Louis Riel – at least according to most historians who have studied the history of Canada. While the name Louis Riel will instantly ring a bell with almost 100% of Canadian readers I’m not sure that many, if any, Americans will have ever heard of this man. Although for varied and different reasons the name Louis Riel is as known to Canadians as Davy Crockett and Daniel Boone are to Americans.
On November 16, 1885 at the Northwest Mounted Police(RCMP) barracks in Regina, SK., Louis Riel was hanged for treason.
Thus ended a life and career full of turmoil that saw him start out as a teacher before moving onto a career as a politician where he helped negotiate the founding of the province of Manitoba. He was eventually exiled to the USA for 5 years before returning to lead a rebellion of Métis peoples before being arrested, tried for treason and hanged.
Louis Riel was born in 1844 in the Red River Settlement in what is now Winnipeg. A promising student, he was sent to Montreal to train for the priesthood, but he left following the death of his father. Ambitious, well educated and bilingual, Riel quickly emerged as a leader among the Métis of the Red River. The Métis are an ethnic group of mixed Cree, Ojibwa, Saulteaux, French Canadian, Scottish, and English descent who felt they were discriminated against by federal authorities.
In 1869-1870 Riel led a rebellion that led to the Métis establishing a provisional government with him as its head. Riel led a delegation that would eventually negotiate the Manitoba Act with the Canadian government. The Act established Manitoba as a province and provided some protection for French language rights and for Riel, what he thought was indemnity against prosecution for him and his followers as a result of the rebellion.
During the rebellion a decision made by Riel would come back to haunt him. He approved the execution of one Thomas Scott a hot-headed Orangeman with a profound contempt for all mixed-bloods, Scott thought that the Métis were cowards and he participated in a plot to overthrow Riel and the provisional government. Scott was arrested then released. He was re-arrested after continuing to cause trouble, tried by court-martial and executed by firing squad.
Riel's decision to execute Thomas Scott, enraged anti-Catholic and anti-French sentiment in Ontario. Although chosen for a seat in the House of Commons on three occasions, he was unable to take his seat in the house. In 1875, Riel's role in the death of Scott resulted in his exile from Canada.

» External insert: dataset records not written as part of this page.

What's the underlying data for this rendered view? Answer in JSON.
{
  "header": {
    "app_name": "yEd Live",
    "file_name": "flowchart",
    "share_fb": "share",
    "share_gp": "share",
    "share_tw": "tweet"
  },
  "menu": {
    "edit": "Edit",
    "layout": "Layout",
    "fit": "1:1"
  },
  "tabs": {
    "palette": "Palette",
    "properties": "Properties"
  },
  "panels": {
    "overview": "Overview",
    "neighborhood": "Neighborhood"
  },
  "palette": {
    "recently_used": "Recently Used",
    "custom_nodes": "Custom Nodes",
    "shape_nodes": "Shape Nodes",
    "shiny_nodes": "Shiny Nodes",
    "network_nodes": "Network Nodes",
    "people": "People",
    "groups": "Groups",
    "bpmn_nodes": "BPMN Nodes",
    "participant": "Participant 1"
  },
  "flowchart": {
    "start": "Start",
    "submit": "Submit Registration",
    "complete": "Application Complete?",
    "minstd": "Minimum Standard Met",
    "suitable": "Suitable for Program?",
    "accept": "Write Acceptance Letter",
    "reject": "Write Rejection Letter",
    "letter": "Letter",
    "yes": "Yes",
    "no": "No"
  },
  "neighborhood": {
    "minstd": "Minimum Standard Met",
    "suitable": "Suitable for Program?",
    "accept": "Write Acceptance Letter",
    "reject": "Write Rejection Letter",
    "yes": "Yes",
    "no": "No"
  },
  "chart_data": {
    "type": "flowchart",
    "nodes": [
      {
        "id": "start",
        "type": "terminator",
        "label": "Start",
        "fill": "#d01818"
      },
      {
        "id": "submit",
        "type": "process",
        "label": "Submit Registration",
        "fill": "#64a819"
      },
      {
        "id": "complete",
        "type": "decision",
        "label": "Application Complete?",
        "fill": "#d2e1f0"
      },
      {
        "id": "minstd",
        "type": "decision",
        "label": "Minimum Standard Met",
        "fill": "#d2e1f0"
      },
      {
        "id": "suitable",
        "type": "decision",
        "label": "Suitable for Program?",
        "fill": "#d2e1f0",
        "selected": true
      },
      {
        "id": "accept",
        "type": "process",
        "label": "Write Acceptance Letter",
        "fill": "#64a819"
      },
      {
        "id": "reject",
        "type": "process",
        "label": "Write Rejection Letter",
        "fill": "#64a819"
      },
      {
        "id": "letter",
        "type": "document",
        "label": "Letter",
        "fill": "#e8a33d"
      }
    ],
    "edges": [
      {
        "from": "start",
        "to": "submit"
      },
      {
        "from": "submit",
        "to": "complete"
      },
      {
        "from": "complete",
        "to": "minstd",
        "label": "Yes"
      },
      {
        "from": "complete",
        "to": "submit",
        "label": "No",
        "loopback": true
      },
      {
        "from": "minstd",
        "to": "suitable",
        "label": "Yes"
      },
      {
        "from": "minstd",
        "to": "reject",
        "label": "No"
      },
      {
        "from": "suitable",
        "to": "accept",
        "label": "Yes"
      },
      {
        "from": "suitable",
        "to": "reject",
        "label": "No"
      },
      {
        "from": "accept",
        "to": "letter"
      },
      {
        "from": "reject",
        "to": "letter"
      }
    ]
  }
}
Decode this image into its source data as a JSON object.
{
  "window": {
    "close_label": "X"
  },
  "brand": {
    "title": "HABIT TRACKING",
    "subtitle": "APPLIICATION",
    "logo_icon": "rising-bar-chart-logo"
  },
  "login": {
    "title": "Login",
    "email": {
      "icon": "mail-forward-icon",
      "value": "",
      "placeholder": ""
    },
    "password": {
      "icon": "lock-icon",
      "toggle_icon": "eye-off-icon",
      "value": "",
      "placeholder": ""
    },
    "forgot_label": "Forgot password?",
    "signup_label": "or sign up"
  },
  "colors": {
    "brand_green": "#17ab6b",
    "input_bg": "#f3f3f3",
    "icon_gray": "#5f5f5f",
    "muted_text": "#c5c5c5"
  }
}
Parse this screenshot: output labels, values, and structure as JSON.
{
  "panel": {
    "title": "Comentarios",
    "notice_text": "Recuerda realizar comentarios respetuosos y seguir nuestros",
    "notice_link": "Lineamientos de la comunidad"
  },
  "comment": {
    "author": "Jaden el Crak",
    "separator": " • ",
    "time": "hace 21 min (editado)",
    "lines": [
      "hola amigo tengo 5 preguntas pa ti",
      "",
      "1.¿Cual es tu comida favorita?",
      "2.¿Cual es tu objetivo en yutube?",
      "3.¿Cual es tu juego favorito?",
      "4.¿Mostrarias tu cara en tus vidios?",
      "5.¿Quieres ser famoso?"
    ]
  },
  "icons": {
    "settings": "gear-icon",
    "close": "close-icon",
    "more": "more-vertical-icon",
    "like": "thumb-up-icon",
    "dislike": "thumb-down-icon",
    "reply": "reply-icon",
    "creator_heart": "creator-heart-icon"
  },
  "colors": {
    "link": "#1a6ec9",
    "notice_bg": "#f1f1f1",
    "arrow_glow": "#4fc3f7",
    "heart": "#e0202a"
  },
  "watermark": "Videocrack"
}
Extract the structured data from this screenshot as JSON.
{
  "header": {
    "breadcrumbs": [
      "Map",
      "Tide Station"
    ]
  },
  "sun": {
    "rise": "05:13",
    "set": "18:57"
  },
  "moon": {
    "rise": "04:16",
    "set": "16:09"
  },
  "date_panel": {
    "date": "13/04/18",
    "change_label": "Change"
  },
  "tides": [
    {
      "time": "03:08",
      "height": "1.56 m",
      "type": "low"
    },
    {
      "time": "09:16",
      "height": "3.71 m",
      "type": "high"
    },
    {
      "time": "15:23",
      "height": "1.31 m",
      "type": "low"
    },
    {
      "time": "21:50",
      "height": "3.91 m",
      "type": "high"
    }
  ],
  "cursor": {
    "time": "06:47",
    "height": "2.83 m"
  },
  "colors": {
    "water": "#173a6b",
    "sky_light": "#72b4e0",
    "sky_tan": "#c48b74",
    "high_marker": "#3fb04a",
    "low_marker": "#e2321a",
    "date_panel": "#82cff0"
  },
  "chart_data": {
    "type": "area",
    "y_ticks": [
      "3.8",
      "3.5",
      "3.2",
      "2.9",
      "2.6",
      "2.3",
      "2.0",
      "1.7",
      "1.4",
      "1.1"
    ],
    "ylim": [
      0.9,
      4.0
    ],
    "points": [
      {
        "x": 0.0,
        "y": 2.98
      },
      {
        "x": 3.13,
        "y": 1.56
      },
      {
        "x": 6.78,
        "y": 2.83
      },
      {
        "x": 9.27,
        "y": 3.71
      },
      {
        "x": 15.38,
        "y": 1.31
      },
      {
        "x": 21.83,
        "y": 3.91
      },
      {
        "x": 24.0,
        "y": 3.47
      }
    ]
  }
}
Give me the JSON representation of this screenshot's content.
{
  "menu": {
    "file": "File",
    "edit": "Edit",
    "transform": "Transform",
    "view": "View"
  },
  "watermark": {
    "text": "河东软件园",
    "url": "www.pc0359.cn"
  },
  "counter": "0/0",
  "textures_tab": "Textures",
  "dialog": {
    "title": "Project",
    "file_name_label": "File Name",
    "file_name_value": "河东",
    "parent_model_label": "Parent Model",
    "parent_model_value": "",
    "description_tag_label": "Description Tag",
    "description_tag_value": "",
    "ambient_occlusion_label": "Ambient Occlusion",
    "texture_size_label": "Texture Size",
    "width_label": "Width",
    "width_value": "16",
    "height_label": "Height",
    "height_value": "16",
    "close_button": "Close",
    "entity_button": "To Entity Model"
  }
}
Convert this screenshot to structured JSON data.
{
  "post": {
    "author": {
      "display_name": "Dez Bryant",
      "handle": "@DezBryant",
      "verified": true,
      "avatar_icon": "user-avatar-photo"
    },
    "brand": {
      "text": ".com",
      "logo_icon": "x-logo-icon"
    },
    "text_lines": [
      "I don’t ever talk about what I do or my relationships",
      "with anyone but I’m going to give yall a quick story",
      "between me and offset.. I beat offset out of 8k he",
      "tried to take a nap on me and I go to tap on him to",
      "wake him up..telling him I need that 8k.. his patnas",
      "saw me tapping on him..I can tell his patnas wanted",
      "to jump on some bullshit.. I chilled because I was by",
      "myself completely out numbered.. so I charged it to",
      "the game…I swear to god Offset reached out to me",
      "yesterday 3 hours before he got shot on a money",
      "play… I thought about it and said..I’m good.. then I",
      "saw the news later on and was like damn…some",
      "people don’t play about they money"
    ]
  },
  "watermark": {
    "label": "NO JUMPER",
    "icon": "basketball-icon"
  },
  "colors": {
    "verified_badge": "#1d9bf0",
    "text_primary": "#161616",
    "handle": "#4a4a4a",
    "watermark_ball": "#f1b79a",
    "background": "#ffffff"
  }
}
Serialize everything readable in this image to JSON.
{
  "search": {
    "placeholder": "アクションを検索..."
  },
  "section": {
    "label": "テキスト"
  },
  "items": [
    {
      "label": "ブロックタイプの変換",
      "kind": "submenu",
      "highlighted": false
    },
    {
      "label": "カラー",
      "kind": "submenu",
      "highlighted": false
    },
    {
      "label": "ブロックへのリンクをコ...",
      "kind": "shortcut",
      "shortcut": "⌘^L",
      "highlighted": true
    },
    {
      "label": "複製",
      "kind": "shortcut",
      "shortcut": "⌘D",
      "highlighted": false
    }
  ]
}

These years were very hard on Riel and he eventually ended up with 2 stays in insane asylums. He apparently felt he now had a ‘religious mission’ to lead the Métis of Canada.
In 1884, after regaining his health, while teaching in Montana at a Jesuit mission, Riel was asked by a delegation from the community of Métis from the south branch of the Saskatchewan River to present their grievances to the Canadian government. Despite Riel's assistance, the federal government ignored Métis concerns. By March of 1885, Métis patience was exhausted and a provisional government was declared.
The provisional government declaration was fought by the Canadian Federal Government who sent troops to quash this new Riel Rebellion. Riel and his forces were eventually cornered in Batoche, Saskatchewan on May 15, 1885 where Riel peacefully surrendered to officers of the NWMP. He was then taken to the NWMP barracks in Regina where he was tried, convicted and hanged on November 16, 1885.
What made me think of Louis Riel and writing this post was a story I happened to see in our local paper yesterday stating the embossed Unity Flag of the Métis Nations will fly in Victoria and across all municipalities in British Columbia in memory of Louis Riel. The third Monday of February is an annual general holiday in the Canadian province of Manitoba to commemorate the life of Louis Riel, Was Riel a traitor and guilty of treason or a hero? The debate continues to this day.
Thanks to everyone who left suggestions about dentists in Algodones and your own personal experience with them. I really appreciate it.
I’m hoping though that I’ll never have to follow through and go to the dentist while we’re visiting in Palm Springs this winter. If I do it’ll only be due to an emergency.
If everything goes well I’ll follow up with my own dentist here in Cowichan Bay when we return home in mid-April.
Have a great Saturday, and thanks again for visiting!